You have to scroll all the way down to No. 32 in the USA Today chart before Malzahn pops up. Further, 11 of those listed ahead of Auburn’s head coach reside in the same conference. But there’s no argument: No coach has in the SEC has given his school its money’s worth this year like Malzahn.
Sure, making more than $2.4 million a year means the Arkansas native isn’t hurting for money. When put in the larger context of the largesse of the SEC, however, Malzahn’s salary comes at a downright bargain when compared to two of the top five on the list, Arkansas’ Bret Bielema (third at $5.15 million this year) and Tennessee’s Butch Jones (fourth at $4.86 million). It should be noted, of course, that factored into both Bielema’s and Jones’ pay is the buyouts that are being paid to their former schools in Wisconsin and Cincinnati, respectively.
After you’re done taking in those numbers, try these on for size: Malzahn has more wins this season on his own (8-1 overall, 4-1 SEC) than Bielema and Jones combined (7-11 overall, 1-9 in conference play). What’s more, all three are in their first year at their respective schools.
And one can’t help but note the ironic timing of the salary story in Malzahn’s case, coming one week after his team decisively beat Bielema’s squad (on the road, might I add) 35-17. This Saturday, he has a chance to do the same against Jones, as Auburn travels to Knoxville, Tenn.

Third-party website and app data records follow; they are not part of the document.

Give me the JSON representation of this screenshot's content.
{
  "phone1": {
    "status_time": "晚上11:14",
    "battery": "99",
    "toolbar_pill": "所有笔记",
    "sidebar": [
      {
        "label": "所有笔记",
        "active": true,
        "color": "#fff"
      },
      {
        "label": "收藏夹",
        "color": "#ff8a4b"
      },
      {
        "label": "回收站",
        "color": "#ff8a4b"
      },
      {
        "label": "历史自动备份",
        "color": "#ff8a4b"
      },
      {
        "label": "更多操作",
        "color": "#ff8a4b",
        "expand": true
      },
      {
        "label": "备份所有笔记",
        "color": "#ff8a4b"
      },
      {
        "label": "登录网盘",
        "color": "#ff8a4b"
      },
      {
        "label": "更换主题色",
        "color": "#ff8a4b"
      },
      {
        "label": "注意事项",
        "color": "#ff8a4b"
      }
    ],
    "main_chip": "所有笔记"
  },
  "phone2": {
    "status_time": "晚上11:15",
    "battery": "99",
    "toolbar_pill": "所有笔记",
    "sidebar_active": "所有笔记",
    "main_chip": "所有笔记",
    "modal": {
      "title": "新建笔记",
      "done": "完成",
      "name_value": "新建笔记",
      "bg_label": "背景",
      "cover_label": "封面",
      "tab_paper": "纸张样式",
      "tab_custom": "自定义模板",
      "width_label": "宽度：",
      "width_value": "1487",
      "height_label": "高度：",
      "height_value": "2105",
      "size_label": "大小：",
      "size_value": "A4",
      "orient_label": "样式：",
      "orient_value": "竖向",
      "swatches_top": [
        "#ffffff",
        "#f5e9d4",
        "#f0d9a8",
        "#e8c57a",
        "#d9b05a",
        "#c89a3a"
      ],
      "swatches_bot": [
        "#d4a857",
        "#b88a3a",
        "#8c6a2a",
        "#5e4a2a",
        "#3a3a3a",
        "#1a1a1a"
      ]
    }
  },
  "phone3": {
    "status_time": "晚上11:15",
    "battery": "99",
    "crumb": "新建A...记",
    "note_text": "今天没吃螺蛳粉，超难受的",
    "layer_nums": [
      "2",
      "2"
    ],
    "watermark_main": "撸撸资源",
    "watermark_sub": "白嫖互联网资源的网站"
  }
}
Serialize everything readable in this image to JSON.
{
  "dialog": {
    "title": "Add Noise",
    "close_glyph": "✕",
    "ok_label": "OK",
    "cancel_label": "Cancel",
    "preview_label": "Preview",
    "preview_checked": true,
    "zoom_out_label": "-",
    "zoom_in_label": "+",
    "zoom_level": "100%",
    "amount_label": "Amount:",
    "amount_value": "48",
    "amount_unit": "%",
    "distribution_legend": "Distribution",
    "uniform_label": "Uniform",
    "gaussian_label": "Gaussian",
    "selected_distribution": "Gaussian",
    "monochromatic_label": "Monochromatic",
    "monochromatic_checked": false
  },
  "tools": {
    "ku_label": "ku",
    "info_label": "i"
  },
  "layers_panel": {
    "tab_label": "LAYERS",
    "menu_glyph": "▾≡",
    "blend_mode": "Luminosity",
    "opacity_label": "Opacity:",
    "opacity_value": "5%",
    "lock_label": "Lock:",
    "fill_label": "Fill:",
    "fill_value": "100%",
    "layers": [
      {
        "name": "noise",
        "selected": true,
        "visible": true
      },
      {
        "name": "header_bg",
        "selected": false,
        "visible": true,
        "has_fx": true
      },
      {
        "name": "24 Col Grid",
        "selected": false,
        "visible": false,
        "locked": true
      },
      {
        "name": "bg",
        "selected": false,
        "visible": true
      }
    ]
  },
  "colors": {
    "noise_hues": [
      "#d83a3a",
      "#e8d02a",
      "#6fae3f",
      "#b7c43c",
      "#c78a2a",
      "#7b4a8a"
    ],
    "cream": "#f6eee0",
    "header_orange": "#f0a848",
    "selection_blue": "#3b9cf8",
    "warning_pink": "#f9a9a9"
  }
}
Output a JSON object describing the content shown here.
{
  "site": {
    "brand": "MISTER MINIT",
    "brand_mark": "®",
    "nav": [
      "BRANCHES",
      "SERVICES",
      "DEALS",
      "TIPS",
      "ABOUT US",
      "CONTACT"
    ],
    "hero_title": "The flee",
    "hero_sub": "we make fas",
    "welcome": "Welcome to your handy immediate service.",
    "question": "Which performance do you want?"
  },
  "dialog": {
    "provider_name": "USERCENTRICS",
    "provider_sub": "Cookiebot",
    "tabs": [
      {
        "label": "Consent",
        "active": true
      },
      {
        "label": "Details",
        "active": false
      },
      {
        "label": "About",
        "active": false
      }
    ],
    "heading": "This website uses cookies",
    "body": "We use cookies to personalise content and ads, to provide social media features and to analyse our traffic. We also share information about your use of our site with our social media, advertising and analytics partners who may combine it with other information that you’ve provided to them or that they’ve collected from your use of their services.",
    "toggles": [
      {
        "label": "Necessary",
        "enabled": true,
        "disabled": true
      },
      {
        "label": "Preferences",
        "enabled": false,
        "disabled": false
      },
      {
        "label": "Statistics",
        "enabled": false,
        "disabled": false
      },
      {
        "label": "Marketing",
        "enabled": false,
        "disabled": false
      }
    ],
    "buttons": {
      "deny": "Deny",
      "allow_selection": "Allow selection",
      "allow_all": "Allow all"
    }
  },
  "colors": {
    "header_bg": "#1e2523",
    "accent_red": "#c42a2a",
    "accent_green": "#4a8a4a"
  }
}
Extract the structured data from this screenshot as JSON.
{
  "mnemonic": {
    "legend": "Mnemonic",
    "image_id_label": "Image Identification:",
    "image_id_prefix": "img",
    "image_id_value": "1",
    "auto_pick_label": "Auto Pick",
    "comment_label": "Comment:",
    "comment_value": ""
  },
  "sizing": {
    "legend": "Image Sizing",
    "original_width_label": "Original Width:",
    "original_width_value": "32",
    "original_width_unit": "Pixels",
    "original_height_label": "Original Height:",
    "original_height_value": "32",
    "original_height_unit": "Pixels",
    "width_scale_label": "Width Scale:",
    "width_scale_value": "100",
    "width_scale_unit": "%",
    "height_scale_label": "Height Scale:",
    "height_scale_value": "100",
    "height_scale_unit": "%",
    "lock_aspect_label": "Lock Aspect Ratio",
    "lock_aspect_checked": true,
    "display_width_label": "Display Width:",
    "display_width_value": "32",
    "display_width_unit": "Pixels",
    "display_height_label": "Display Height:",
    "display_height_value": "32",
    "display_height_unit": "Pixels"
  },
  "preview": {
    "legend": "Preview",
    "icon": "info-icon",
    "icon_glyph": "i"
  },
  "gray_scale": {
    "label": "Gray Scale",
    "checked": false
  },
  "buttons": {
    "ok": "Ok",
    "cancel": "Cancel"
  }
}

So what’s the reason for the wide chasm in success separating Malzahn and his fellow first-year colleagues?
Malzahn wouldn’t dispute that his familiarity with the Tigers — after serving as the team’s offensive coordinator from 2009-11 — has helped a great deal.
“I recruited probably about half of them specifically for this offense,” he said of his hurry-up, no-huddle scheme. “Even when I came back, any time you change systems, it still takes a little bit for guys to get back adjusted. And about halfway through spring I think it started to click a little bit and guys seemed more comfortable.”
Jones, on the other hand, had no such advantage. Taking over a Volunteer offense that lost its starting quarterback and top four receivers from last season did him no favors. Neither did having to overhaul the defense, shifting from a 3-4 look used by Derek Dooley’s staff the previous year to the 4-3 base formation favored by new defensive coordinator John Jancek.
Of course, those problems pale in comparison to a lack of able bodies, which Jones has hit on repeatedly this season — and he did so again this week, saying Wednesday that Tennessee had “absolutely zero depth.”
Add all of those factors on top of the expectations of a Volunteer fan base starved to return to what it feels to be its rightful place as a perennial contender both in the SEC and nationally, and Jones admitted the only way he has dealt with the pressure is by reverting to his “process.”
“It’s all about developing our football team and our mentality,” he said. “We want it (to win) right now. Our fan base wants it right now, our coaching staff, our former players, our ‘Vols For Life,’ but we’re growing through that learning curve of really what it takes to play winning football.”
Not that Malzahn would know of such headaches. It’s taken all of one season for him to get Auburn back to its winning ways, making the disaster that was the 2012 campaign appear as a mere blip on the radar, a near-unbelievable aberration just two years removed from capturing a national championship.
If the Tigers keep winning — and get some losses from undefeated teams in other conferences — they might get a chance to play for their second national title in four years. But no one should profess to know how the rest of Auburn’s season will unfold. Predicting the future is a risky proposition irrespective of the issue at hand.
One thing seems like a sure-fire bet, though.
In the coming years, it won’t take nearly as long to scroll down and find Malzahn’s name on the list of most well-compensated coaches in the land.